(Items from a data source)
=== Begin Enclosure ===

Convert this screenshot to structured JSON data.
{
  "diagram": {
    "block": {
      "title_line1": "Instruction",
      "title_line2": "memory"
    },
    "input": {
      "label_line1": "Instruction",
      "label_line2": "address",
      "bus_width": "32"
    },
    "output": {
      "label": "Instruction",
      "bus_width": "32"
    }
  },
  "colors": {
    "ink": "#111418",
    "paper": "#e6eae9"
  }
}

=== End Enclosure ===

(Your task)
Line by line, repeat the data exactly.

(Task result)
Convert this screenshot to structured JSON data.
{
  "diagram": {
    "block": {
      "title_line1": "Instruction",
      "title_line2": "memory"
    },
    "input": {
      "label_line1": "Instruction",
      "label_line2": "address",
      "bus_width": "32"
    },
    "output": {
      "label": "Instruction",
      "bus_width": "32"
    }
  },
  "colors": {
    "ink": "#111418",
    "paper": "#e6eae9"
  }
}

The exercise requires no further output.